March 27 was yet another in a long string of days, each feeling as if it would be the day. Fully rested and caffeinated, I arrived with Jeff at a court, recommended by Brent Barry, whose rim heights fluctuated but which I’d recently measured at 10 feet. The rims at New York City’s famed Rucker Park, incidentally, both measured under 9’ 9” on a recent visit, which raises all sorts of questions about what a dunk is and what it isn’t. The famed outdoor rims along Venice Beach, if lined up next to each other, would look like a graphic equalizer during a Ray Manzarek keyboard solo: 9' 9", 9' 11", 9' 8".
Sets/Reps: For general strength and lower-body development, Benguche recommends 3–6 sets of 3–8 reps with moderate loading—70%–85% of your one-rep max (1RM). For developing more speed and power, he recommends lighter loads (55%–70% of 1RM) for 3–6 sets of 2–5 reps. Squats performed with light weights but done so explosively that your feet leave the floor when you come up are called jump squats (see “Progressions” below).
Perhaps the most popular obstruction-modified dunk is the Dubble-Up. Aptly eponymous of the its pioneer—T-Dub, an American dunker hailing from Minnesota—the Dubble-Up starts with a person standing before the basket, holding the ball above their head. The dunker approaches and leaps as though their groin would soar above just above the head and their legs around the stationary person. Just prior to clearing the person, the dunker will assume control of the ball with one or both hands, guide it under a raised leg, transferring it to the appropriate hand, clearing the ball-holder, raising the ball above the horizontal plane of the rim, and finally guiding it downward through the basket. While the Dubble-Up mimics a between-the-legs dunk, Kenny Dobbs and Justin Darlington have both performed an under-both-legs variant.

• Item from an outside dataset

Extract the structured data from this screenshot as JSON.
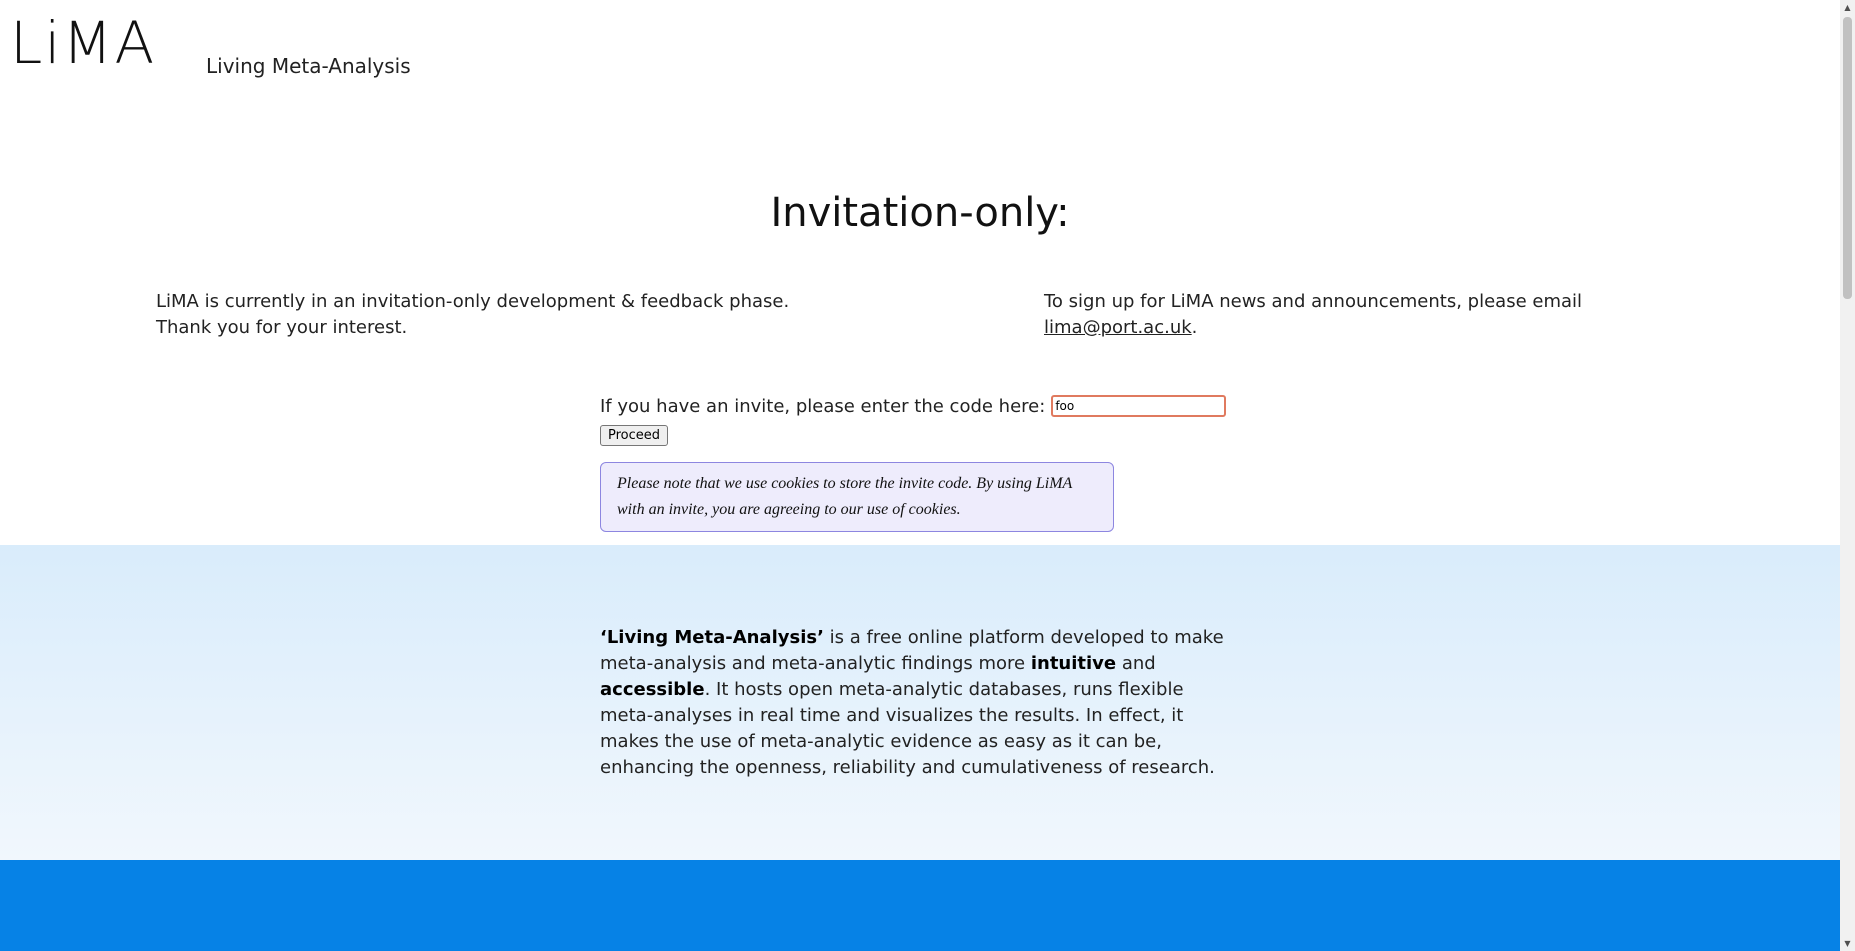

Vertical jumps are used to both train and test for power output in athletes. Plyometrics are particularly effective in training for power output, and include vertical jumps of different types in their protocol. In one recent study, training with plyometrics (which included continuous vertical jumps) was shown to improve jump height and boost vertical jump performance to similar degrees in combination with very different resistance training protocols, indicating that the plyometric jumping contributed to the increased jump height more than resistance training. Research into plyometric jumps found vertical jumps to be among the highest in terms of muscle recruitment (as measured by electromyography), power output, and ground reaction force produced. Fatigue has been researched in athletes for its effect on vertical jump performance, and found to decrease it in basketball players, tennis players, cyclists, rugby players, and healthy adults of both genders.